- WHAT YOU HAVE TO DO
Within the records, say how many lines include the word "εικόνας"; the answer should be the number and no more.

[Start of section]

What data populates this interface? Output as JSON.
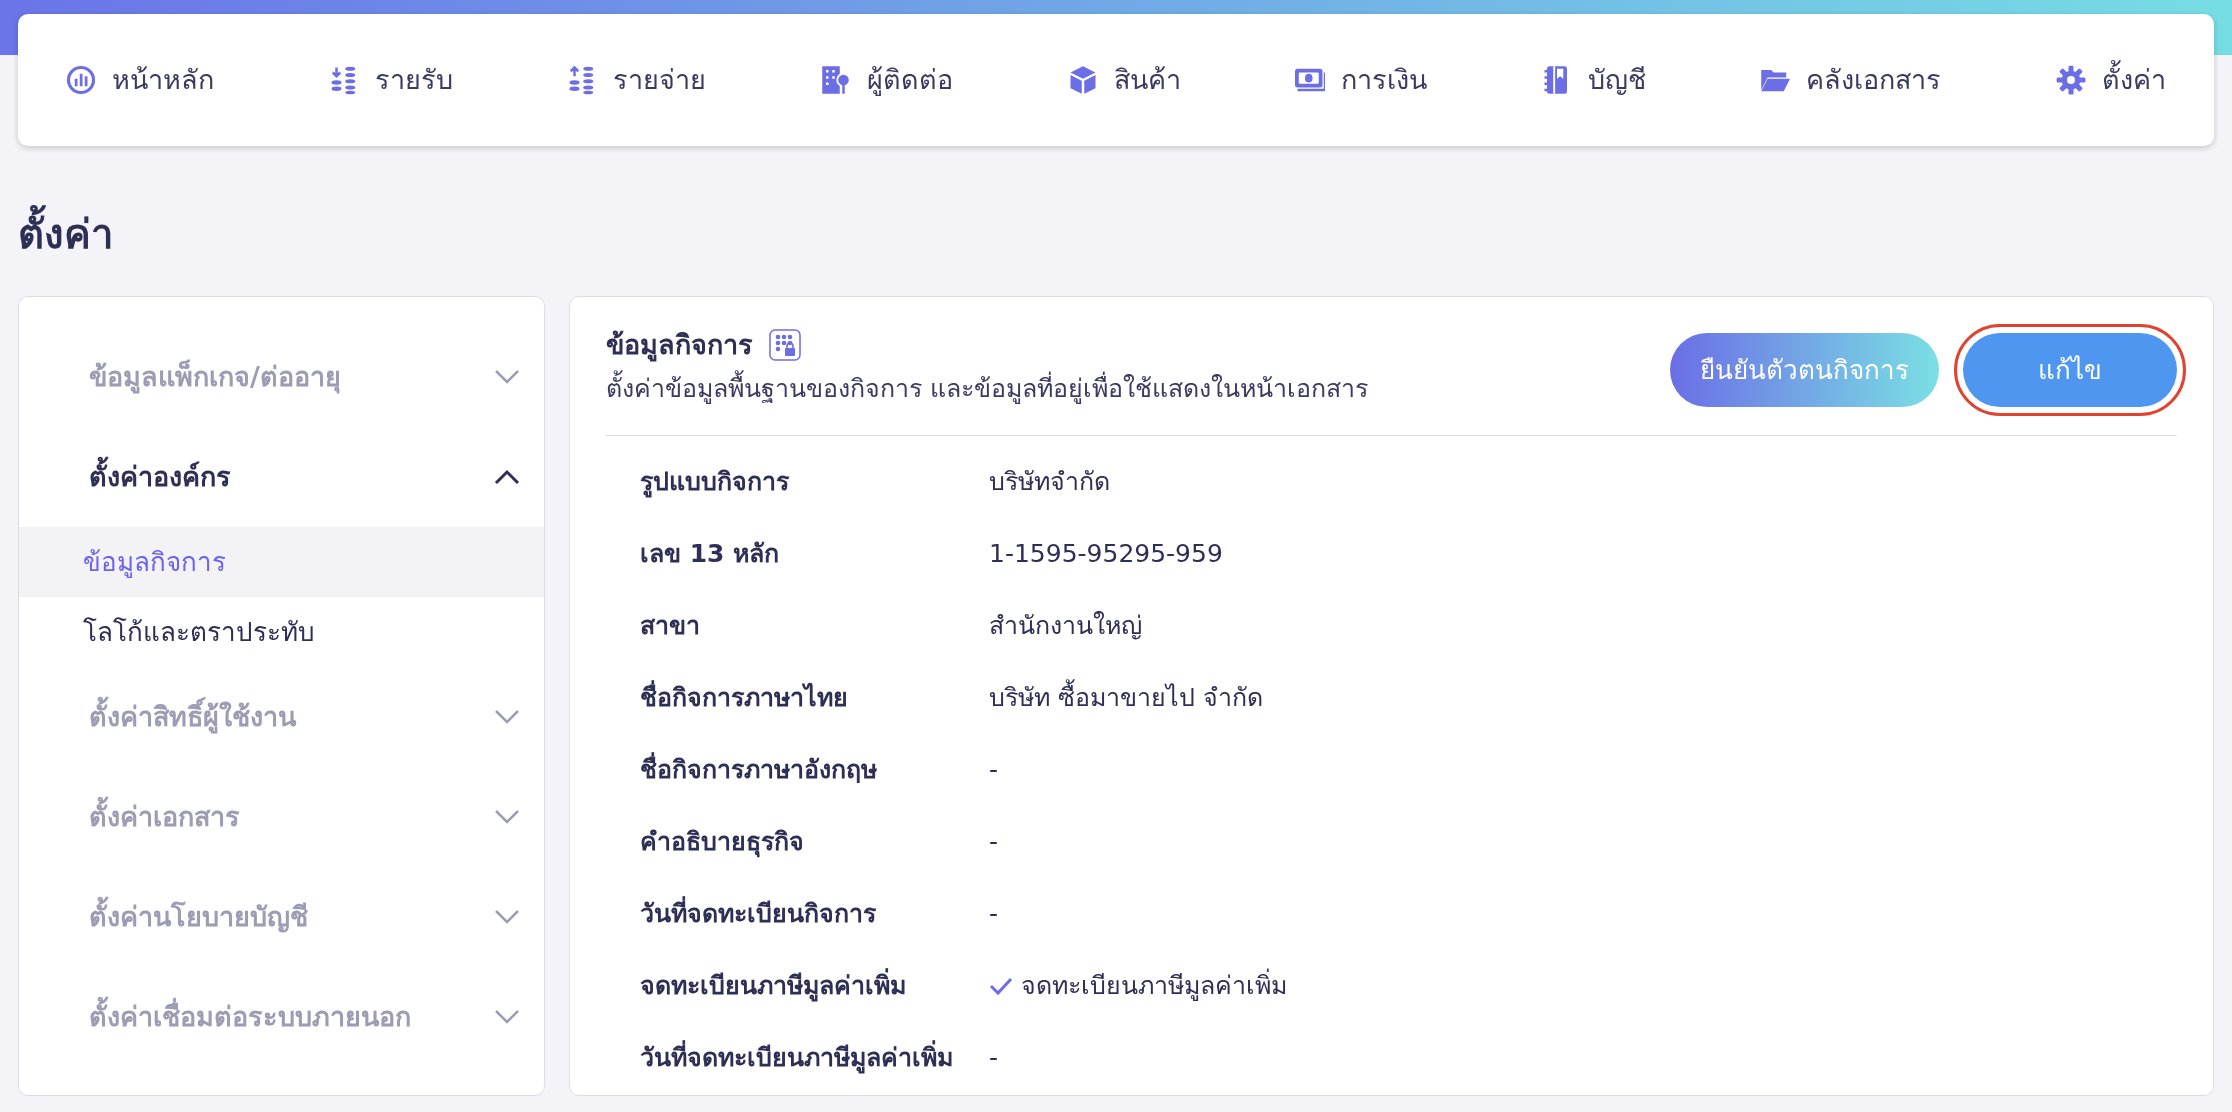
{
  "nav": [
    {
      "label": "หน้าหลัก"
    },
    {
      "label": "รายรับ"
    },
    {
      "label": "รายจ่าย"
    },
    {
      "label": "ผู้ติดต่อ"
    },
    {
      "label": "สินค้า"
    },
    {
      "label": "การเงิน"
    },
    {
      "label": "บัญชี"
    },
    {
      "label": "คลังเอกสาร"
    },
    {
      "label": "ตั้งค่า"
    }
  ],
  "page_title": "ตั้งค่า",
  "sidebar": {
    "items": [
      {
        "label": "ข้อมูลแพ็กเกจ/ต่ออายุ",
        "expanded": false
      },
      {
        "label": "ตั้งค่าองค์กร",
        "expanded": true,
        "children": [
          {
            "label": "ข้อมูลกิจการ",
            "selected": true
          },
          {
            "label": "โลโก้และตราประทับ",
            "selected": false
          }
        ]
      },
      {
        "label": "ตั้งค่าสิทธิ์ผู้ใช้งาน",
        "expanded": false
      },
      {
        "label": "ตั้งค่าเอกสาร",
        "expanded": false
      },
      {
        "label": "ตั้งค่านโยบายบัญชี",
        "expanded": false
      },
      {
        "label": "ตั้งค่าเชื่อมต่อระบบภายนอก",
        "expanded": false
      }
    ]
  },
  "panel": {
    "title": "ข้อมูลกิจการ",
    "subtitle": "ตั้งค่าข้อมูลพื้นฐานของกิจการ และข้อมูลที่อยู่เพื่อใช้แสดงในหน้าเอกสาร",
    "buttons": [
      {
        "label": "ยืนยันตัวตนกิจการ",
        "kind": "gradient",
        "highlighted": false
      },
      {
        "label": "แก้ไข",
        "kind": "primary",
        "highlighted": true
      }
    ],
    "rows": [
      {
        "label": "รูปแบบกิจการ",
        "value": "บริษัทจำกัด",
        "kind": "text"
      },
      {
        "label": "เลข 13 หลัก",
        "value": "1-1595-95295-959",
        "kind": "text"
      },
      {
        "label": "สาขา",
        "value": "สำนักงานใหญ่",
        "kind": "text"
      },
      {
        "label": "ชื่อกิจการภาษาไทย",
        "value": "บริษัท ซื้อมาขายไป จำกัด",
        "kind": "text"
      },
      {
        "label": "ชื่อกิจการภาษาอังกฤษ",
        "value": "-",
        "kind": "text"
      },
      {
        "label": "คำอธิบายธุรกิจ",
        "value": "-",
        "kind": "text"
      },
      {
        "label": "วันที่จดทะเบียนกิจการ",
        "value": "-",
        "kind": "text"
      },
      {
        "label": "จดทะเบียนภาษีมูลค่าเพิ่ม",
        "value": "จดทะเบียนภาษีมูลค่าเพิ่ม",
        "kind": "check"
      },
      {
        "label": "วันที่จดทะเบียนภาษีมูลค่าเพิ่ม",
        "value": "-",
        "kind": "text"
      }
    ]
  }
}
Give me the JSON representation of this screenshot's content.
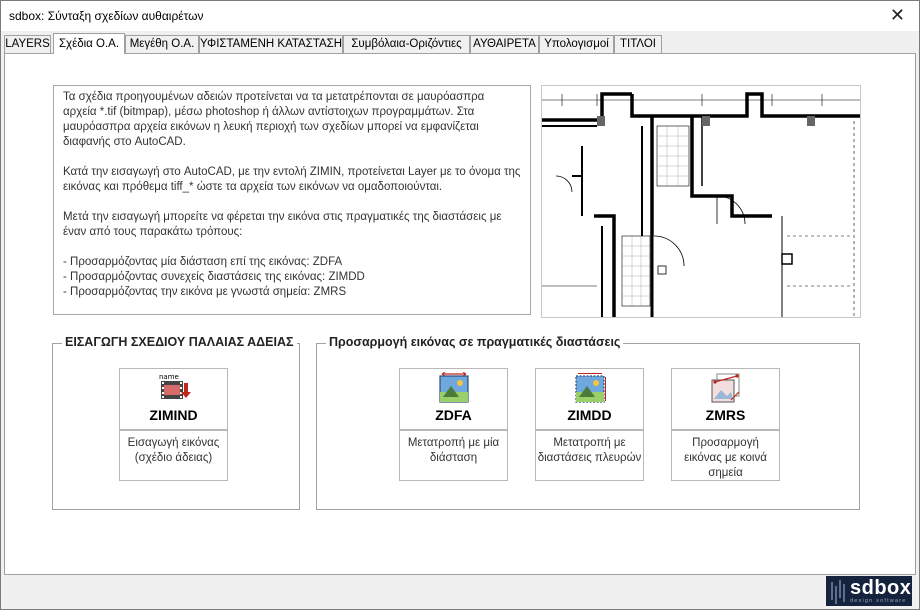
{
  "window": {
    "title": "sdbox: Σύνταξη σχεδίων αυθαιρέτων",
    "close_glyph": "✕"
  },
  "tabs": [
    {
      "label": "LAYERS"
    },
    {
      "label": "Σχέδια Ο.Α."
    },
    {
      "label": "Μεγέθη Ο.Α."
    },
    {
      "label": "ΥΦΙΣΤΑΜΕΝΗ ΚΑΤΑΣΤΑΣΗ"
    },
    {
      "label": "Συμβόλαια-Οριζόντιες"
    },
    {
      "label": "ΑΥΘΑΙΡΕΤΑ"
    },
    {
      "label": "Υπολογισμοί"
    },
    {
      "label": "ΤΙΤΛΟΙ"
    }
  ],
  "active_tab": "Σχέδια Ο.Α.",
  "info": {
    "p1": "Τα σχέδια προηγουμένων αδειών προτείνεται να τα μετατρέπονται σε μαυρόασπρα αρχεία *.tif (bitmpap), μέσω photoshop ή άλλων αντίστοιχων προγραμμάτων. Στα μαυρόασπρα αρχεία εικόνων η λευκή περιοχή των σχεδίων μπορεί να εμφανίζεται διαφανής στο AutoCAD.",
    "p2": "Κατά την εισαγωγή στο AutoCAD, με την εντολή ZIMIN, προτείνεται Layer με το όνομα της εικόνας και πρόθεμα tiff_* ώστε τα αρχεία των εικόνων να ομαδοποιούνται.",
    "p3": "Μετά την εισαγωγή μπορείτε να φέρεται την εικόνα στις πραγματικές της διαστάσεις με έναν από τους παρακάτω τρόπους:",
    "line1": "- Προσαρμόζοντας μία διάσταση επί της εικόνας:      ZDFA",
    "line2": "- Προσαρμόζοντας συνεχείς διαστάσεις της εικόνας:  ZIMDD",
    "line3": "- Προσαρμόζοντας την εικόνα με γνωστά σημεία:     ZMRS"
  },
  "group_import": {
    "title": "ΕΙΣΑΓΩΓΗ ΣΧΕΔΙΟΥ ΠΑΛΑΙΑΣ ΑΔΕΙΑΣ",
    "button": {
      "label": "ZIMIND",
      "icon": "film-import-icon",
      "icon_text": "name",
      "desc": "Εισαγωγή εικόνας (σχέδιο άδειας)"
    }
  },
  "group_adjust": {
    "title": "Προσαρμογή εικόνας σε πραγματικές διαστάσεις",
    "buttons": [
      {
        "label": "ZDFA",
        "icon": "image-dimension-icon",
        "desc": "Μετατροπή με μία διάσταση"
      },
      {
        "label": "ZIMDD",
        "icon": "image-dimensions-icon",
        "desc": "Μετατροπή με διαστάσεις πλευρών"
      },
      {
        "label": "ZMRS",
        "icon": "image-points-icon",
        "desc": "Προσαρμογή εικόνας με κοινά σημεία"
      }
    ]
  },
  "logo": {
    "name": "sdbox",
    "tagline": "design software"
  },
  "colors": {
    "logo_bg": "#16233d",
    "tab_active_bg": "#ffffff",
    "border": "#a0a0a0"
  }
}
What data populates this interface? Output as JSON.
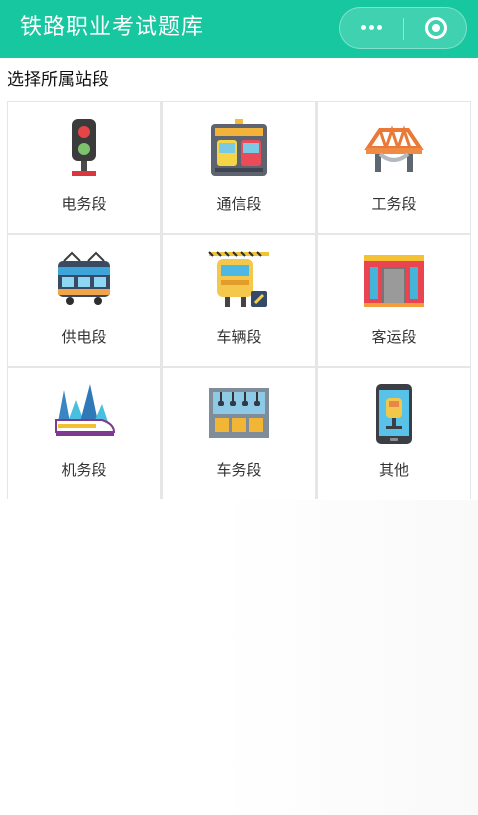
{
  "app": {
    "title": "铁路职业考试题库"
  },
  "capsule": {
    "more_icon": "more-dots-icon",
    "close_icon": "record-circle-icon"
  },
  "section": {
    "title": "选择所属站段"
  },
  "stations": [
    {
      "label": "电务段",
      "icon": "traffic-signal-icon"
    },
    {
      "label": "通信段",
      "icon": "communication-panel-icon"
    },
    {
      "label": "工务段",
      "icon": "bridge-icon"
    },
    {
      "label": "供电段",
      "icon": "electric-train-icon"
    },
    {
      "label": "车辆段",
      "icon": "rail-vehicle-icon"
    },
    {
      "label": "客运段",
      "icon": "passenger-station-icon"
    },
    {
      "label": "机务段",
      "icon": "locomotive-icon"
    },
    {
      "label": "车务段",
      "icon": "train-interior-icon"
    },
    {
      "label": "其他",
      "icon": "mobile-phone-icon"
    }
  ],
  "colors": {
    "header": "#16c7a0",
    "grid_line": "#e6e6e6",
    "text": "#333333"
  }
}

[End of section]

- RESPONSE
6